Apple is clearly off to a great start in fiscal 2012, and we haven't gotten to the way that iPads will be taking over classrooms in the fall.
2. A stream come true
The downturn at Netflix
The video service provider saw its stock soar 22% yesterday after a surprisingly robust fourth quarter.
Revenue climbed by a better-than-expected 47%. Earnings slipped 16% on the heels of costly international expansion and a drop in DVD-based subscribers, but Wall Street was braced for far worse.
The meaty takeaway is that after a disastrous third quarter of defections, Netflix closed out 2011 with a record 26.2 million unique subscribers worldwide.
3. Undercutting Netflix
Netflix is comfortable with the value proposition of its $7.99 a month streaming service that's growing again. Don't be surprised if Amazon.com
Amazon's been offering a digital catalog of 13,000 -- and growing -- titles at no additional cost to its Amazon Prime subscribers. Now sources are telling the New York Post that Amazon will follow Netflix into charging for its digital smorgasbord.
This would normally seem like incendiary rumor mill fodder, but Netflix even addressed this reality in its quarterly report. Netflix expects Amazon to continue to offer instant streaming to Prime customers, but also roll out a likely even cheaper service as its own offering.
Priced at $79 a year -- or $6.58 a month -- for Prime, how low can a video-only service go? The smart money has to be $3.99 a month. Amazon's digital library is far inferior to Netflix's fresher and deeper licensed vault, but it will give consumers something to think about.
Amazon can even offer streaming at a loss -- as it does with its Kindle hardware -- knowing that it can make this back as folks order premium a la carte streams of new releases that even Netflix doesn't have digitally. In other words, this could be Amazon's Trojan horse. Getting folks to tether their living rooms to Amazon's video service will elevate its premium one-off rentals and purchases.

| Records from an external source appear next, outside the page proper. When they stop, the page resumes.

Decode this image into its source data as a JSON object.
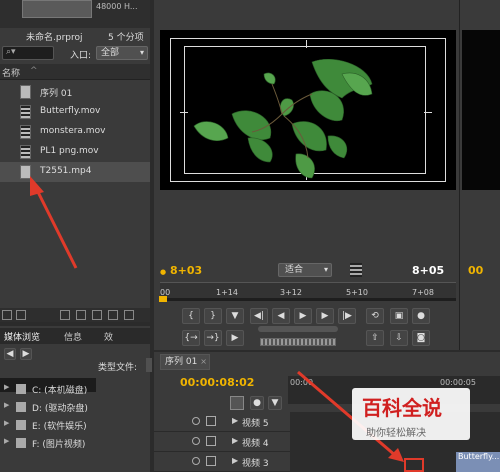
{
  "project_panel": {
    "thumb_info": "48000 H...",
    "project_name": "未命名.prproj",
    "item_count": "5 个分项",
    "search_placeholder": "",
    "entry_label": "入口:",
    "entry_value": "全部",
    "col_name": "名称",
    "items": [
      {
        "label": "序列 01",
        "icon": "sequence-icon"
      },
      {
        "label": "Butterfly.mov",
        "icon": "film-icon"
      },
      {
        "label": "monstera.mov",
        "icon": "film-icon"
      },
      {
        "label": "PL1 png.mov",
        "icon": "film-icon"
      },
      {
        "label": "T2551.mp4",
        "icon": "audio-video-icon"
      }
    ]
  },
  "program_monitor": {
    "timecode_current": "8+03",
    "fit_value": "适合",
    "timecode_duration": "8+05",
    "ruler_labels": [
      "00",
      "1+14",
      "3+12",
      "5+10",
      "7+08"
    ],
    "far_timecode": "00"
  },
  "media_browser": {
    "tabs": [
      "媒体浏览",
      "信息",
      "效"
    ],
    "type_label": "类型文件:",
    "drives": [
      {
        "label": "C: (本机磁盘)"
      },
      {
        "label": "D: (驱动杂盘)"
      },
      {
        "label": "E: (软件娱乐)"
      },
      {
        "label": "F: (图片视频)"
      }
    ]
  },
  "timeline": {
    "tab_label": "序列 01",
    "timecode": "00:00:08:02",
    "ruler_tc1": "00:00",
    "ruler_tc2": "00:00:05",
    "tracks": [
      {
        "label": "视频 5"
      },
      {
        "label": "视频 4"
      },
      {
        "label": "视频 3"
      }
    ],
    "clip_label": "Butterfly..."
  },
  "watermark": {
    "title": "百科全说",
    "subtitle": "助你轻松解决"
  },
  "colors": {
    "accent_timecode": "#f0b400",
    "annotation_red": "#e03a2a"
  }
}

4. Volt the vote
Regulators have cleared the Volt after Chevy's battery-pack fix for the problematic engine fires that were taking place days after some severe crashes.

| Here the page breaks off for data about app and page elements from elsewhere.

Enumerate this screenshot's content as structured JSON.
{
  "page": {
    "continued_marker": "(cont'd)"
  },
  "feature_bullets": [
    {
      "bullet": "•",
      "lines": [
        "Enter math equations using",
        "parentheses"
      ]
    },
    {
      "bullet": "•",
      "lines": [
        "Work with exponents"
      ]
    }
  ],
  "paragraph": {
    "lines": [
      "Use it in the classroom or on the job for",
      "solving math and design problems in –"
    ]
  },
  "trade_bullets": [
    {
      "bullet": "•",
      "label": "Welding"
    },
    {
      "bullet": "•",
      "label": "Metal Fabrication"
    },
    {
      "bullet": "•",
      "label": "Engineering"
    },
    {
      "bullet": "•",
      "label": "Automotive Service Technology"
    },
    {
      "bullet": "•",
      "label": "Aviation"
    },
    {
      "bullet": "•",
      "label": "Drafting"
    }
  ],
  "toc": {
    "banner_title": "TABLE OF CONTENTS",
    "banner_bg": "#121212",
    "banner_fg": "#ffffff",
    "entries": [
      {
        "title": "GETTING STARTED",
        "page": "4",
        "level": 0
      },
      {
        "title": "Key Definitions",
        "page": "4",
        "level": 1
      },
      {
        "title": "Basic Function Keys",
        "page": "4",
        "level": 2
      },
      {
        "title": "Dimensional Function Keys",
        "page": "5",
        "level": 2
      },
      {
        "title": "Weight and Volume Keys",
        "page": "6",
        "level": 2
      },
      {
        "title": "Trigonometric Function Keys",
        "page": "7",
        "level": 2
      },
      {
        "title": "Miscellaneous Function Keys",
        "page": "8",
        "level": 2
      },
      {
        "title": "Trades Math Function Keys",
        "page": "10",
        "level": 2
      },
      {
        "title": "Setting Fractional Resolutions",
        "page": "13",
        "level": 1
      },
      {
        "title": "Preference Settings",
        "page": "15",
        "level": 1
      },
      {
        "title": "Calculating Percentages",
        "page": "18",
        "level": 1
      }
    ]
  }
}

Now it's time to win over jaded drivers hesitant to plunk down $40,000 for a green car.
GM took out full-page ads this week, letting readers know that it's Volt has been cleared. GM also managed to take some jabs at the pure electric cars on the market. Volt's combination of plug-in electric and gasoline helps alleviate drivers' "range anxiety" associated with the limited driving distance that a pure electric car can go before going in for a charge.
5. Polycom wants a cracker

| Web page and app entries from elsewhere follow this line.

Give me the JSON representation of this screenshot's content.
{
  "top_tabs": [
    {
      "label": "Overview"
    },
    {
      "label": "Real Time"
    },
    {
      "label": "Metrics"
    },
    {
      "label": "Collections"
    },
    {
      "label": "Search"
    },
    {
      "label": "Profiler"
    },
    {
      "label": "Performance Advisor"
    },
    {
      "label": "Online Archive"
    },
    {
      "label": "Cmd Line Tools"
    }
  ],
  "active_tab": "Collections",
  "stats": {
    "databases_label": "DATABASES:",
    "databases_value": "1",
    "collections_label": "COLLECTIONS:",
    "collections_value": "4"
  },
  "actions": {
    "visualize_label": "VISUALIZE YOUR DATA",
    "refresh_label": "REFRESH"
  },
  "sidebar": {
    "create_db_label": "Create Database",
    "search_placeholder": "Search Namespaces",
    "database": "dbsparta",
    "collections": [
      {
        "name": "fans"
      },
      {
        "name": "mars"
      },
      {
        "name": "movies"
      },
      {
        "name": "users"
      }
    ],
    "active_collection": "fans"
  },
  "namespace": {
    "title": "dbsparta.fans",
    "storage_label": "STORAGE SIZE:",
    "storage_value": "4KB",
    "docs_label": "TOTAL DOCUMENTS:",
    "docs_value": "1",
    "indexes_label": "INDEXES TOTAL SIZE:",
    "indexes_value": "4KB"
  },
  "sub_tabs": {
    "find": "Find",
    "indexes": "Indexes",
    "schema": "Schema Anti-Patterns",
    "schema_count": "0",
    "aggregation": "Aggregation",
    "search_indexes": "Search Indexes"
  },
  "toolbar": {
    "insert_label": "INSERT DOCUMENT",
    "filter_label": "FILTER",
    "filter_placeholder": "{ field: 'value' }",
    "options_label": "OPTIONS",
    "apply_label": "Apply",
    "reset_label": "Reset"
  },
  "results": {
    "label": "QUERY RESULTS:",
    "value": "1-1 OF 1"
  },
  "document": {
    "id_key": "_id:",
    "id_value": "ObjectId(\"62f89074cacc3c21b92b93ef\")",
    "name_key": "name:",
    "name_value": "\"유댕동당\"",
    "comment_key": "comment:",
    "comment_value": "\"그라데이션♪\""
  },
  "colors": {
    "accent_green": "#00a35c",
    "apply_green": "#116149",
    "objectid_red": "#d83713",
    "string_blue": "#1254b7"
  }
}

Shares of the enterprise-class video teleconferencing equipment maker soared after posting better-than-expected quarterly results.
Polycom's quarterly profit of $0.41 a share blew past the pros at $0.29 a share. The company credits strength in emerging markets for its healthy blowout report.
The Motley Fool owns shares of Apple and Amazon.com. Motley Fool newsletter services have recommended buying shares of Netflix, Apple, General Motors, Amazon.com, and Polycom. Motley Fool newsletter services have also recommended creating a bull call spread position in Apple. Try any of our Foolish newsletter services free for 30 days. We Fools may not all hold the same opinions, but we all believe that considering a diverse range of insights makes us better investors. The Motley Fool has a disclosure policy.
Longtime Fool contributor Rick Munarriz calls them as he sees them. He does not own shares in any of the stocks in this story, except for Netflix. Rick is also part of the Rule Breakers newsletter research team, seeking out tomorrow's ultimate growth stocks a day early.